Work task: Output the data below in full, character for character.
Input records START
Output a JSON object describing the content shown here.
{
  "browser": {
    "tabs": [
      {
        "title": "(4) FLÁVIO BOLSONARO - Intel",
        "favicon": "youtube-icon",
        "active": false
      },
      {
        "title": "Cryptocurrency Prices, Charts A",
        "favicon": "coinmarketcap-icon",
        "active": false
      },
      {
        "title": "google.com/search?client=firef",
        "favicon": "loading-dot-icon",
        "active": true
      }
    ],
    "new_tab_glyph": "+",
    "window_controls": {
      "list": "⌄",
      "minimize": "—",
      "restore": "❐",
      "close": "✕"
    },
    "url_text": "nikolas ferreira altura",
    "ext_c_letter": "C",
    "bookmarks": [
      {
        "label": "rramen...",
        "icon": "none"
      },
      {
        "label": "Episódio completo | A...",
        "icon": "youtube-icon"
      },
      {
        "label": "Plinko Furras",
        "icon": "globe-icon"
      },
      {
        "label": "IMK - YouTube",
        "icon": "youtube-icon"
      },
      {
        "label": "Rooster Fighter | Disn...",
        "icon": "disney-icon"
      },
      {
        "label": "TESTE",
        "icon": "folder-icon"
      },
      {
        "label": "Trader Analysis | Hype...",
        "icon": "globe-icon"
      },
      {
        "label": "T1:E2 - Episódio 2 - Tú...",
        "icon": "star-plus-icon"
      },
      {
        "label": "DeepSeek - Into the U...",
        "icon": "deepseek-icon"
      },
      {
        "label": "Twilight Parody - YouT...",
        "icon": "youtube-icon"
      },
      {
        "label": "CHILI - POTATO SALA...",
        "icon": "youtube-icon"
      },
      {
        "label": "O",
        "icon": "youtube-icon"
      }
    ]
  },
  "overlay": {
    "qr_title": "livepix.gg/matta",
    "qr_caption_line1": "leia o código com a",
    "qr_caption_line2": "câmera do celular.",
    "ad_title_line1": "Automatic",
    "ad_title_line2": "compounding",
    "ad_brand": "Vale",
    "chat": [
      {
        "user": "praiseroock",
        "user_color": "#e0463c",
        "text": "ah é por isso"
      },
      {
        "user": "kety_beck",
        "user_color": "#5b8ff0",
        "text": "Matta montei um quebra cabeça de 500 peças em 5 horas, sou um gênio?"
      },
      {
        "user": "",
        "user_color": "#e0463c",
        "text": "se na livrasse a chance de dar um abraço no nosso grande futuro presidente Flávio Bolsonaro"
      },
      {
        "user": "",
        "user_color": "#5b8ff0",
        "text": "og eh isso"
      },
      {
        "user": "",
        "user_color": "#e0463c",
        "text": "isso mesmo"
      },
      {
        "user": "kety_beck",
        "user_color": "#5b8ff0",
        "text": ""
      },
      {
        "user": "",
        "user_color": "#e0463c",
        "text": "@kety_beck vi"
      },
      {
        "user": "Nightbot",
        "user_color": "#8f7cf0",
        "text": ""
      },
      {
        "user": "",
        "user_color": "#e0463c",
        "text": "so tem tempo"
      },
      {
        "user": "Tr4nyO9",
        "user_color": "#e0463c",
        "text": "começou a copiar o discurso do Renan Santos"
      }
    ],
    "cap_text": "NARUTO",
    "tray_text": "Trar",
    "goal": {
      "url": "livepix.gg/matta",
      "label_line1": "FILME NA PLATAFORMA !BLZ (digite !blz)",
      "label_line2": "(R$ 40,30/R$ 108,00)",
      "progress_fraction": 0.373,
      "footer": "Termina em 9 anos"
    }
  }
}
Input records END
The answer:
Output a JSON object describing the content shown here.
{
  "browser": {
    "tabs": [
      {
        "title": "(4) FLÁVIO BOLSONARO - Intel",
        "favicon": "youtube-icon",
        "active": false
      },
      {
        "title": "Cryptocurrency Prices, Charts A",
        "favicon": "coinmarketcap-icon",
        "active": false
      },
      {
        "title": "google.com/search?client=firef",
        "favicon": "loading-dot-icon",
        "active": true
      }
    ],
    "new_tab_glyph": "+",
    "window_controls": {
      "list": "⌄",
      "minimize": "—",
      "restore": "❐",
      "close": "✕"
    },
    "url_text": "nikolas ferreira altura",
    "ext_c_letter": "C",
    "bookmarks": [
      {
        "label": "rramen...",
        "icon": "none"
      },
      {
        "label": "Episódio completo | A...",
        "icon": "youtube-icon"
      },
      {
        "label": "Plinko Furras",
        "icon": "globe-icon"
      },
      {
        "label": "IMK - YouTube",
        "icon": "youtube-icon"
      },
      {
        "label": "Rooster Fighter | Disn...",
        "icon": "disney-icon"
      },
      {
        "label": "TESTE",
        "icon": "folder-icon"
      },
      {
        "label": "Trader Analysis | Hype...",
        "icon": "globe-icon"
      },
      {
        "label": "T1:E2 - Episódio 2 - Tú...",
        "icon": "star-plus-icon"
      },
      {
        "label": "DeepSeek - Into the U...",
        "icon": "deepseek-icon"
      },
      {
        "label": "Twilight Parody - YouT...",
        "icon": "youtube-icon"
      },
      {
        "label": "CHILI - POTATO SALA...",
        "icon": "youtube-icon"
      },
      {
        "label": "O",
        "icon": "youtube-icon"
      }
    ]
  },
  "overlay": {
    "qr_title": "livepix.gg/matta",
    "qr_caption_line1": "leia o código com a",
    "qr_caption_line2": "câmera do celular.",
    "ad_title_line1": "Automatic",
    "ad_title_line2": "compounding",
    "ad_brand": "Vale",
    "chat": [
      {
        "user": "praiseroock",
        "user_color": "#e0463c",
        "text": "ah é por isso"
      },
      {
        "user": "kety_beck",
        "user_color": "#5b8ff0",
        "text": "Matta montei um quebra cabeça de 500 peças em 5 horas, sou um gênio?"
      },
      {
        "user": "",
        "user_color": "#e0463c",
        "text": "se na livrasse a chance de dar um abraço no nosso grande futuro presidente Flávio Bolsonaro"
      },
      {
        "user": "",
        "user_color": "#5b8ff0",
        "text": "og eh isso"
      },
      {
        "user": "",
        "user_color": "#e0463c",
        "text": "isso mesmo"
      },
      {
        "user": "kety_beck",
        "user_color": "#5b8ff0",
        "text": ""
      },
      {
        "user": "",
        "user_color": "#e0463c",
        "text": "@kety_beck vi"
      },
      {
        "user": "Nightbot",
        "user_color": "#8f7cf0",
        "text": ""
      },
      {
        "user": "",
        "user_color": "#e0463c",
        "text": "so tem tempo"
      },
      {
        "user": "Tr4nyO9",
        "user_color": "#e0463c",
        "text": "começou a copiar o discurso do Renan Santos"
      }
    ],
    "cap_text": "NARUTO",
    "tray_text": "Trar",
    "goal": {
      "url": "livepix.gg/matta",
      "label_line1": "FILME NA PLATAFORMA !BLZ (digite !blz)",
      "label_line2": "(R$ 40,30/R$ 108,00)",
      "progress_fraction": 0.373,
      "footer": "Termina em 9 anos"
    }
  }
}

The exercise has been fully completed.